umair said it could be the next google, back in february … i dunno .. to me it is an online juried craft fair, safe from getting rained out, upscale customers, downscale vendors, and i am frankly boggled that it is big business. what is the goal, luxury market? frivolity commoditized?very clean design, well-thought out structures, consistent, but important? ex-yahoo cto important? wow. boo.com?maybe i miss the future international aspects, village crafts to urban elites, maintaining village traditions.happy that it is successful, but a mystery nonetheless, for my feeble mind anyway.
Its all about allowing people to sell stuff they make. You can’t sell mass produced items at etsy
er……..mass produced items are sold on daily basis on etsy and numerically are the biggest sellers on the siteit is not a juried site (tho’ it won’t be physically rained off) unless you look at front page exposure and the gift guidesmaybe the transition is the route back to ‘all things handmade’? i would dearly love this
Are you speaking about supplies and vintage?
yes, i’m specifically talking about supplies and vintage, and not the rogue listings that escape unflaggedover a year ago the constitution was drafted to exclude supplies and vintage from being sold on etsy. there was a huge outcry as no notice had been given about this abrupt change. the constitution was re-drafted but S&V sellers still remain uncertain about their future on the site (eg. search was recently made default for handmade only which was great news for crafters and artists but not so amazing for S&V until an alert for users was added to the search area informing them of the change).supplies and vintage definitely have a place within Etsy, but continue to be at odds with the mission statement “your place to buy and sell all things handmade” causing confusion to many.my hope is that the transition will enable clearer thought and planning for sellers, thus decreasing some of the (amny) frustrations felt by users of the site
That’s my hope tooThere’s a role for supplies and vintage but it needs to be worked out in thecontext of the overall mission of the service
But people do sell mass produced items at Etsy — not even counting the supplies and vintage (which no one promoting Etsy ever does). Mass produced, non-handmade by seller items are all over the site: promoted on Etsy’s blog, put in the Gift Guides, featured on the Front Page. Users are encouraged to flag mass produced items, but to no avail, it seems.
chad is awesome – your getting one of the good ones 🙂

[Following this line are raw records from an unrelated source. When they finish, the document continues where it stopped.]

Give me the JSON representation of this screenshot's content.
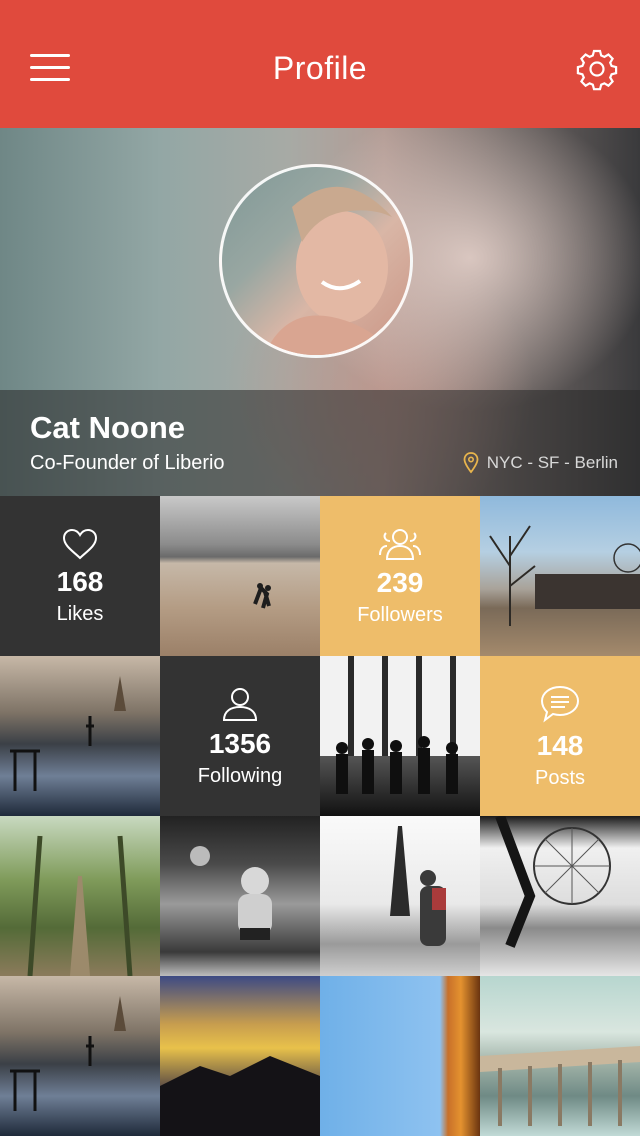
{
  "header": {
    "title": "Profile"
  },
  "profile": {
    "name": "Cat Noone",
    "role": "Co-Founder of Liberio",
    "location": "NYC - SF - Berlin"
  },
  "stats": {
    "likes": {
      "count": "168",
      "label": "Likes"
    },
    "followers": {
      "count": "239",
      "label": "Followers"
    },
    "following": {
      "count": "1356",
      "label": "Following"
    },
    "posts": {
      "count": "148",
      "label": "Posts"
    }
  },
  "colors": {
    "header": "#e04a3d",
    "stat_dark": "#333333",
    "stat_orange": "#eebd6a",
    "location_pin": "#e8b54d"
  },
  "icons": {
    "menu": "hamburger-icon",
    "settings": "gear-icon",
    "location": "map-pin-icon",
    "likes": "heart-icon",
    "followers": "users-icon",
    "following": "user-icon",
    "posts": "chat-bubble-icon"
  }
}
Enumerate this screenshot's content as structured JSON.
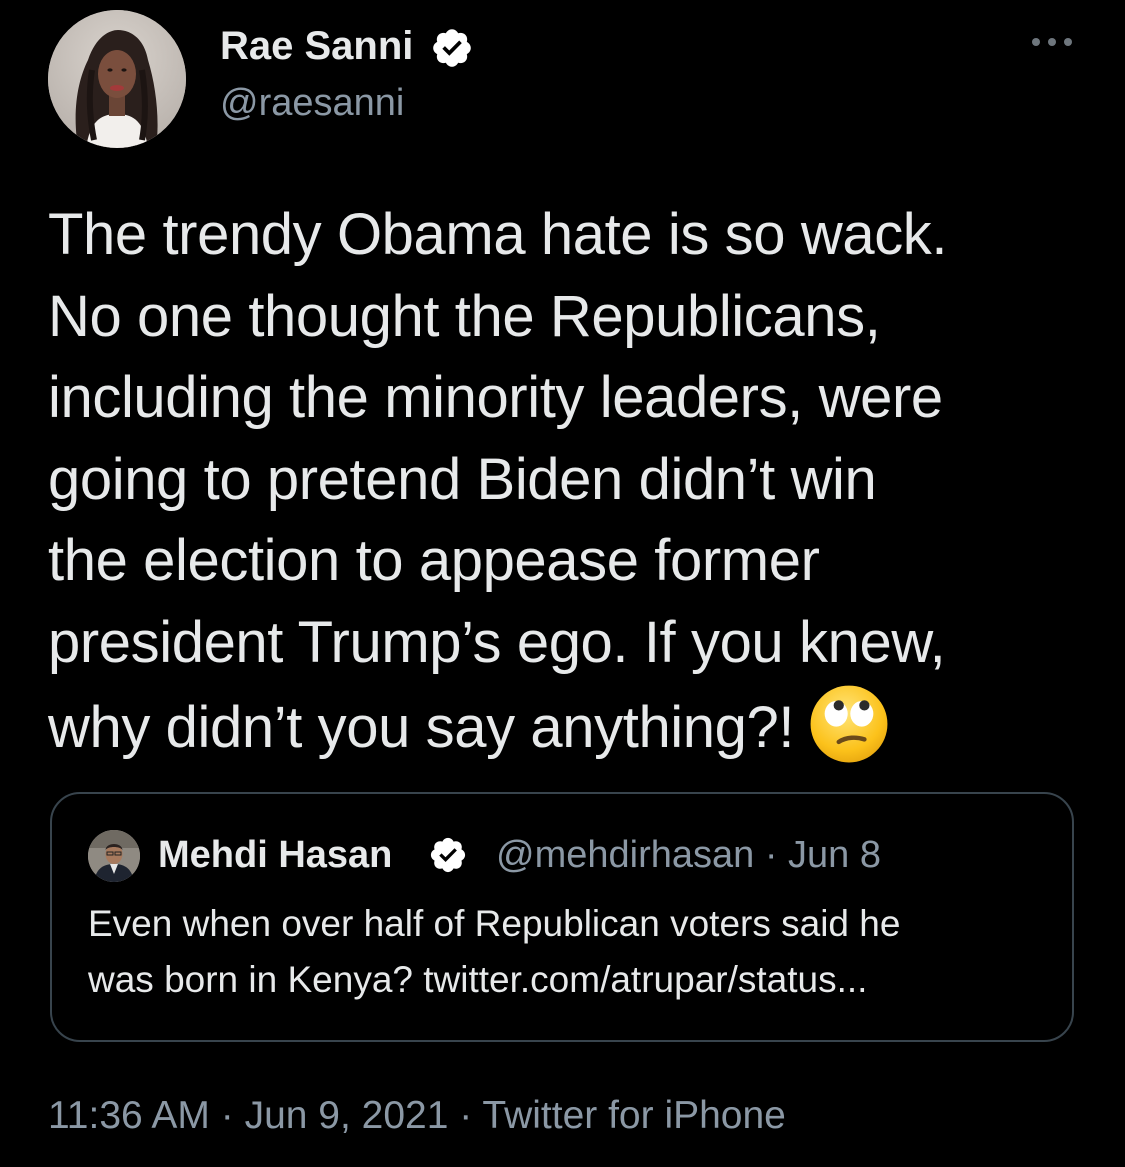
{
  "author": {
    "display_name": "Rae Sanni",
    "handle": "@raesanni",
    "verified": true
  },
  "tweet": {
    "lines": [
      "The trendy Obama hate is so wack.",
      "No one thought the Republicans,",
      "including the minority leaders, were",
      "going to pretend Biden didn’t win",
      "the election to appease former",
      "president Trump’s ego. If you knew,",
      "why didn’t you say anything?!"
    ],
    "emoji": "face-with-rolling-eyes"
  },
  "quoted_tweet": {
    "display_name": "Mehdi Hasan",
    "handle": "@mehdirhasan",
    "separator": "·",
    "date": "Jun 8",
    "verified": true,
    "lines": [
      "Even when over half of Republican voters said he",
      "was born in Kenya? twitter.com/atrupar/status..."
    ]
  },
  "footer": {
    "time": "11:36 AM",
    "separator": "·",
    "date": "Jun 9, 2021",
    "source": "Twitter for iPhone"
  },
  "colors": {
    "background": "#000000",
    "primary_text": "#e7e9ea",
    "secondary_text": "#8b98a5",
    "card_border": "#38444d",
    "verified_badge": "#ffffff"
  }
}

Diversification.How does having supplies and vintage go against the original statement? i fail to see how having additional product lines takes away from hand crafted items. Wouldn’t the additional product lines also increase the amount of potential buyers?Why is it not possible to work within an upfront context of having all three? Etsy could still be touted as the place to buy all things handmade. The other two product lines offer the potential for Etsy to have revenues that would otherwise be going to Ebay.Isn’t part of a business’s purpose to turn a profit?